Do not share the link that crashes iPhones and Mac browsers

Foot

Don’t try this at home.

And don’t try it at work, or persuade anyone else at work to try it, or email other people the link in the hope they’ll try it, and so on.

Yes, we’re aware that advice of this sort is a bit like Barbra Streisand’s effort to prevent photos of her house being circulated, but we have to say it anyway.

Don’t try and get your Apple-loving friends to visit crashsafari dot com.

Technically, the site doesn’t so much crash Safari, at least not for a while, as send it into a memory-guzzling loop that bogs down your Mac (or, apparently, your iPhone) until you wish you had left well alone.

Ironically, the code used by the rogue site is extremely simple, like this:

The text inside the HTML part should show up like this:

Don’t worry if you aren’t a programmer: the JavaScript here is easy to explain.

It creates a series of text strings from the numbers 0, 1, 2, and so on up to 99,999, in a sequence like this:

Each time a new string is created, it is squeezed into the browser’s history list using the special function history.pushState(), quickly leading to a situation like this:

You end up with the last URL in the history list being all the numbers from 0 to 99,999 written end-to-end, which is a string that is 1×10 + 2×90 + 3×900 + 4×9000 + 5×90000 bytes long. (All one-digit numbers plus all two-digit numbers, and so on.)

That string alone is nearly 0.5MB in size (488,890 bytes), but that’s only the last one in the list.

By the time 100,000 strings-from-numbers have been created in memory and then shoved into the history list, the total length of the text strings generated is 488,890 + 488,885 + 488,880 … 3 + 2 +1 bytes.

So, the total size is proportional not to the number of times around the loop in the script (100,000 iterations), but proportional to the square of the number of loops (100,000 x 100,000, or 10 billion).

That’s because there are 100,000 entries in the history list, each taking an average of about 250KBytes, for a total of about 25GBytes of memory.

Eventually, Safari is using so much of your computer’s memory that the system becomes unresponsive and you may even need to reboot.

If you have patience, you can start a terminal window (which may take some time to appear) and use the command killall -9 Safari, which will eventually persuade OS X to terminate the system-hogging browser process.

Or you can switch to the Finder app, then click on the Apple menu and use the Force Quit… utility to achieve the same result by killing off Safari.

Be prepared to wait some time for the system to catch up and for the extreme memory and CPU usage while Safari is struggling to keep up…

…to fall back to usual levels:

Does this particular trick work with other browsers?

We’ve tried Firefox, which soon pops up a warning that the script in the offending web page has become unresponsive, giving you the chance to kill it off early.

As for other browsers, we haven’t tried – but assume the worst, because dealing gracefully with heavy memory load is a tricky problem for any browser, and different browsers will struggle with different “prank” pages.

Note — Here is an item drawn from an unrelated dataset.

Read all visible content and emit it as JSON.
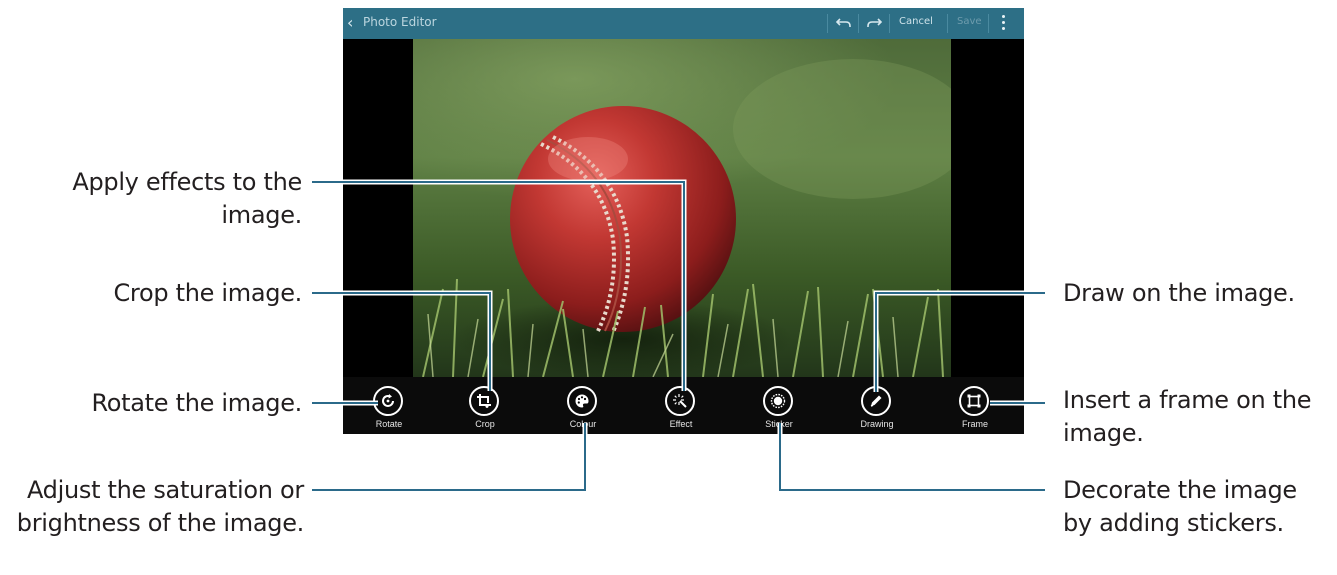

By the way, at the risk of sounding like wowsers with no sense of fun, we’re asking you again, “Don’t try this at home.”

If you put friends in the position where they need to kill off Safari to get control back over their computer, they will lose some time and effort, even if it’s only the tabs they had open.

When it comes to computer security, please don’t be the sort of person of whom your acquaintances say, “With friends like that, who needs enemies?”

We all have enough cyberenemies as it is…

Image of foot courtesy of Shutterstock.